  • They have a low tolerance to pollution and therefore cannot be found in impaired waters.
Reproduction in Hydras occurs mainly by asexual budding;
  • A small Hydra grows from the side of its parent and then detaches to live independently.
Sexual reproduction can also occur, triggered by specific environmental conditions;
  • Hydra can be either hermaphroditic (having both male and female sex organs) or be separate sexes.
  • Eggs formed by female hydras are left attached to the hydra exposed, while sperm from the male is released into the water for fertilization.
  • When the eggs are fertilized they become very hard and are released off the mother Hydra. They can withstand freezing and dehydration, and are thought to overwinter this way. 

A study carried out by Martínez (1998) suggests that Hydra do not undergo aging, and that there are no apparent signs of decline in reproductive rate.

  • The tentacles that form a ring around the mouth/anus are covered with stinging cells called nematocysts. These stinging cells can inject toxins upon contact, and are often used for prey capture, defence, and sometimes locomotion.
  • The Hydras nematocysts are harmless to humans. Nematocysts can only be used once, but are usually replaced within 48 hours
  • Hydras are generally sessile, but they can detach and move to another location by gliding slowly on their base. Sometimes they somersault, float, or use their tentacles to move along. When anchored, they can also stretch and contract their bodies and bend them from side to side.
  • Hydras have excellent powers of regeneration after injury. If cut into several sections, a new Hydra will generate from each piece.
  • The mouth is the only opening to the body cavity, and therefore also acts as the organism's anus.

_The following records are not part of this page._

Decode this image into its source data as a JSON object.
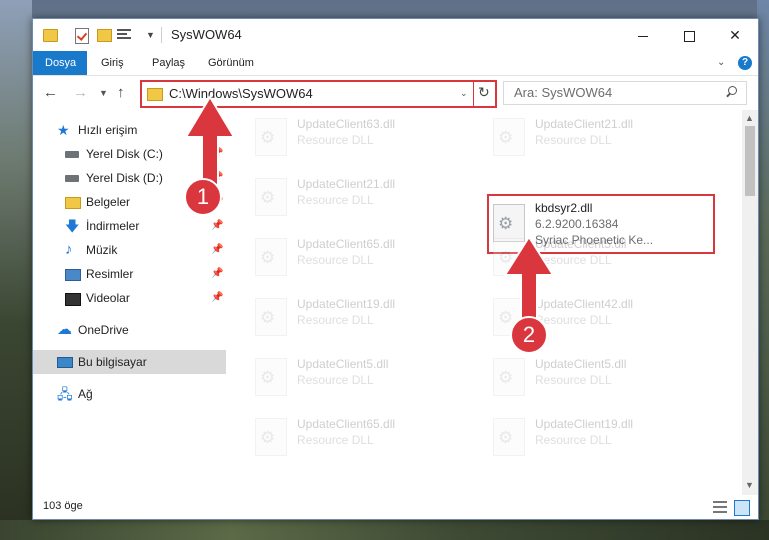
{
  "window": {
    "title": "SysWOW64",
    "min_label": "",
    "close_label": "✕"
  },
  "ribbon": {
    "tabs": [
      "Dosya",
      "Giriş",
      "Paylaş",
      "Görünüm"
    ],
    "help_label": "?"
  },
  "address": {
    "path": "C:\\Windows\\SysWOW64"
  },
  "search": {
    "placeholder": "Ara: SysWOW64"
  },
  "nav_pane": {
    "items": [
      {
        "label": "Hızlı erişim",
        "icon": "star-icon",
        "pinned": false
      },
      {
        "label": "Yerel Disk (C:)",
        "icon": "disk-icon",
        "pinned": true
      },
      {
        "label": "Yerel Disk (D:)",
        "icon": "disk-icon",
        "pinned": true
      },
      {
        "label": "Belgeler",
        "icon": "folder-icon",
        "pinned": true
      },
      {
        "label": "İndirmeler",
        "icon": "download-icon",
        "pinned": true
      },
      {
        "label": "Müzik",
        "icon": "music-icon",
        "pinned": true
      },
      {
        "label": "Resimler",
        "icon": "pictures-icon",
        "pinned": true
      },
      {
        "label": "Videolar",
        "icon": "video-icon",
        "pinned": true
      },
      {
        "label": "OneDrive",
        "icon": "cloud-icon",
        "pinned": false
      },
      {
        "label": "Bu bilgisayar",
        "icon": "computer-icon",
        "pinned": false,
        "selected": true
      },
      {
        "label": "Ağ",
        "icon": "network-icon",
        "pinned": false
      }
    ]
  },
  "files": {
    "left_column": [
      {
        "name": "UpdateClient63.dll",
        "desc": "Resource DLL"
      },
      {
        "name": "UpdateClient21.dll",
        "desc": "Resource DLL"
      },
      {
        "name": "UpdateClient65.dll",
        "desc": "Resource DLL"
      },
      {
        "name": "UpdateClient19.dll",
        "desc": "Resource DLL"
      },
      {
        "name": "UpdateClient5.dll",
        "desc": "Resource DLL"
      },
      {
        "name": "UpdateClient65.dll",
        "desc": "Resource DLL"
      }
    ],
    "right_column": [
      {
        "name": "UpdateClient21.dll",
        "desc": "Resource DLL"
      },
      {
        "name": "UpdateClient5.dll",
        "desc": "Resource DLL"
      },
      {
        "name": "UpdateClient42.dll",
        "desc": "Resource DLL"
      },
      {
        "name": "UpdateClient5.dll",
        "desc": "Resource DLL"
      },
      {
        "name": "UpdateClient19.dll",
        "desc": "Resource DLL"
      }
    ],
    "highlighted": {
      "name": "kbdsyr2.dll",
      "version": "6.2.9200.16384",
      "desc": "Syriac Phoenetic Ke..."
    }
  },
  "status": {
    "item_count": "103 öge"
  },
  "annotations": {
    "badge_1": "1",
    "badge_2": "2",
    "accent_color": "#d9363e"
  }
}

Brusca, R. C, and Brusca, G. J., 2003. Invertebrates, 2nd ed. Sinauer Associates, Inc., Publishers, Massachusetts. Page 220 and 256.
Canada's Aqautic Environments (2002). Cnidaria. Available here
Environment Canada (2007). The Freshwater Hydra. Available here.
Martinez, Daniel E. 1998. Mortality patterns suggest lack of Senescence in Hydra. Experimental Gerontology, Vol. 33, No. 3, Page 217–225. Available here. 
Vicki J. Martin et al. 1997. Embryogenesis in Hydra. The Biological Bulletin Vol 192, Issue 3. Page 345-363. Availablehere
Waterwatch South Australia, Environmental Protection Authority (2006). Sponges. Available here.